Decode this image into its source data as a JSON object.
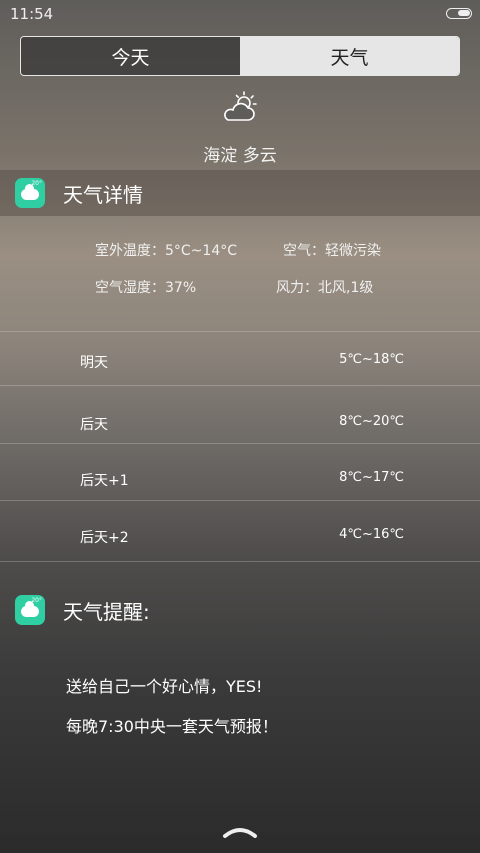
{
  "status_bar": {
    "time": "11:54",
    "battery_level": 0.5
  },
  "tabs": [
    {
      "label": "今天",
      "active": true
    },
    {
      "label": "天气",
      "active": false
    }
  ],
  "current": {
    "location_condition": "海淀 多云",
    "icon": "partly-cloudy-icon"
  },
  "details_section": {
    "title": "天气详情",
    "outdoor_temp": "室外温度：5°C~14°C",
    "air": "空气：轻微污染",
    "humidity": "空气湿度：37%",
    "wind": "风力：北风,1级"
  },
  "forecast": [
    {
      "day": "明天",
      "temp": "5℃~18℃"
    },
    {
      "day": "后天",
      "temp": "8℃~20℃"
    },
    {
      "day": "后天+1",
      "temp": "8℃~17℃"
    },
    {
      "day": "后天+2",
      "temp": "4℃~16℃"
    }
  ],
  "reminder_section": {
    "title": "天气提醒:",
    "lines": [
      "送给自己一个好心情，YES!",
      "每晚7:30中央一套天气预报！"
    ]
  },
  "colors": {
    "accent": "#2fcfa3",
    "tab_inactive_bg": "#e6e6e6"
  }
}
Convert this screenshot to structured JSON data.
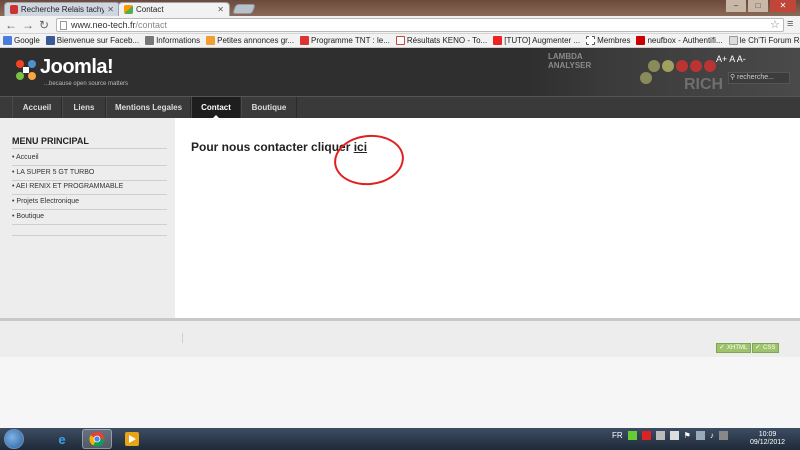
{
  "browser": {
    "tabs": [
      {
        "title": "Recherche Relais tachymè",
        "icon": "search-favicon",
        "active": false
      },
      {
        "title": "Contact",
        "icon": "joomla-favicon",
        "active": true
      }
    ],
    "url": {
      "host": "www.neo-tech.fr",
      "path": "/contact"
    },
    "bookmarks": [
      {
        "label": "Google",
        "icon": "google-favicon"
      },
      {
        "label": "Bienvenue sur Faceb...",
        "icon": "facebook-favicon"
      },
      {
        "label": "Informations",
        "icon": "page-favicon"
      },
      {
        "label": "Petites annonces gr...",
        "icon": "leboncoin-favicon"
      },
      {
        "label": "Programme TNT : le...",
        "icon": "tele-favicon"
      },
      {
        "label": "Résultats KENO - To...",
        "icon": "keno-favicon"
      },
      {
        "label": "[TUTO] Augmenter ...",
        "icon": "youtube-favicon"
      },
      {
        "label": "Membres",
        "icon": "members-favicon"
      },
      {
        "label": "neufbox - Authentifi...",
        "icon": "sfr-favicon"
      },
      {
        "label": "le Ch'Ti Forum Rena...",
        "icon": "forum-favicon"
      }
    ]
  },
  "site": {
    "logo_text": "Joomla!",
    "logo_tagline": "...because open source matters",
    "banner_text": [
      "LAMBDA",
      "ANALYSER"
    ],
    "banner_big": "RICH",
    "font_sizer": "A+ A A-",
    "search_placeholder": "recherche...",
    "nav": [
      {
        "label": "Accueil",
        "active": false
      },
      {
        "label": "Liens",
        "active": false
      },
      {
        "label": "Mentions Legales",
        "active": false
      },
      {
        "label": "Contact",
        "active": true
      },
      {
        "label": "Boutique",
        "active": false
      }
    ],
    "sidebar": {
      "title": "MENU PRINCIPAL",
      "items": [
        "Accueil",
        "LA SUPER 5 GT TURBO",
        "AEI RENIX ET PROGRAMMABLE",
        "Projets Electronique",
        "Boutique"
      ]
    },
    "main": {
      "text": "Pour nous contacter cliquer ",
      "link": "ici"
    },
    "footer": {
      "badges": [
        "XHTML",
        "CSS"
      ]
    }
  },
  "taskbar": {
    "lang": "FR",
    "time": "10:09",
    "date": "09/12/2012"
  },
  "colors": {
    "annotation_circle": "#e0201e",
    "header_bg": "#2f2f2f",
    "nav_active": "#1e1e1e"
  }
}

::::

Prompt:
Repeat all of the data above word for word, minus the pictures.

Exercise result:
Decode this image into its source data as a JSON object.
{
  "status_bar": {
    "time": "11:54",
    "battery_level": 0.5
  },
  "tabs": [
    {
      "label": "今天",
      "active": true
    },
    {
      "label": "天气",
      "active": false
    }
  ],
  "current": {
    "location_condition": "海淀 多云",
    "icon": "partly-cloudy-icon"
  },
  "details_section": {
    "title": "天气详情",
    "outdoor_temp": "室外温度：5°C~14°C",
    "air": "空气：轻微污染",
    "humidity": "空气湿度：37%",
    "wind": "风力：北风,1级"
  },
  "forecast": [
    {
      "day": "明天",
      "temp": "5℃~18℃"
    },
    {
      "day": "后天",
      "temp": "8℃~20℃"
    },
    {
      "day": "后天+1",
      "temp": "8℃~17℃"
    },
    {
      "day": "后天+2",
      "temp": "4℃~16℃"
    }
  ],
  "reminder_section": {
    "title": "天气提醒:",
    "lines": [
      "送给自己一个好心情，YES!",
      "每晚7:30中央一套天气预报！"
    ]
  },
  "colors": {
    "accent": "#2fcfa3",
    "tab_inactive_bg": "#e6e6e6"
  }
}
Convert this screenshot to structured JSON data.
{
  "browser": {
    "tabs": [
      {
        "title": "Recherche Relais tachymè",
        "icon": "search-favicon",
        "active": false
      },
      {
        "title": "Contact",
        "icon": "joomla-favicon",
        "active": true
      }
    ],
    "url": {
      "host": "www.neo-tech.fr",
      "path": "/contact"
    },
    "bookmarks": [
      {
        "label": "Google",
        "icon": "google-favicon"
      },
      {
        "label": "Bienvenue sur Faceb...",
        "icon": "facebook-favicon"
      },
      {
        "label": "Informations",
        "icon": "page-favicon"
      },
      {
        "label": "Petites annonces gr...",
        "icon": "leboncoin-favicon"
      },
      {
        "label": "Programme TNT : le...",
        "icon": "tele-favicon"
      },
      {
        "label": "Résultats KENO - To...",
        "icon": "keno-favicon"
      },
      {
        "label": "[TUTO] Augmenter ...",
        "icon": "youtube-favicon"
      },
      {
        "label": "Membres",
        "icon": "members-favicon"
      },
      {
        "label": "neufbox - Authentifi...",
        "icon": "sfr-favicon"
      },
      {
        "label": "le Ch'Ti Forum Rena...",
        "icon": "forum-favicon"
      }
    ]
  },
  "site": {
    "logo_text": "Joomla!",
    "logo_tagline": "...because open source matters",
    "banner_text": [
      "LAMBDA",
      "ANALYSER"
    ],
    "banner_big": "RICH",
    "font_sizer": "A+ A A-",
    "search_placeholder": "recherche...",
    "nav": [
      {
        "label": "Accueil",
        "active": false
      },
      {
        "label": "Liens",
        "active": false
      },
      {
        "label": "Mentions Legales",
        "active": false
      },
      {
        "label": "Contact",
        "active": true
      },
      {
        "label": "Boutique",
        "active": false
      }
    ],
    "sidebar": {
      "title": "MENU PRINCIPAL",
      "items": [
        "Accueil",
        "LA SUPER 5 GT TURBO",
        "AEI RENIX ET PROGRAMMABLE",
        "Projets Electronique",
        "Boutique"
      ]
    },
    "main": {
      "text": "Pour nous contacter cliquer ",
      "link": "ici"
    },
    "footer": {
      "badges": [
        "XHTML",
        "CSS"
      ]
    }
  },
  "taskbar": {
    "lang": "FR",
    "time": "10:09",
    "date": "09/12/2012"
  },
  "colors": {
    "annotation_circle": "#e0201e",
    "header_bg": "#2f2f2f",
    "nav_active": "#1e1e1e"
  }
}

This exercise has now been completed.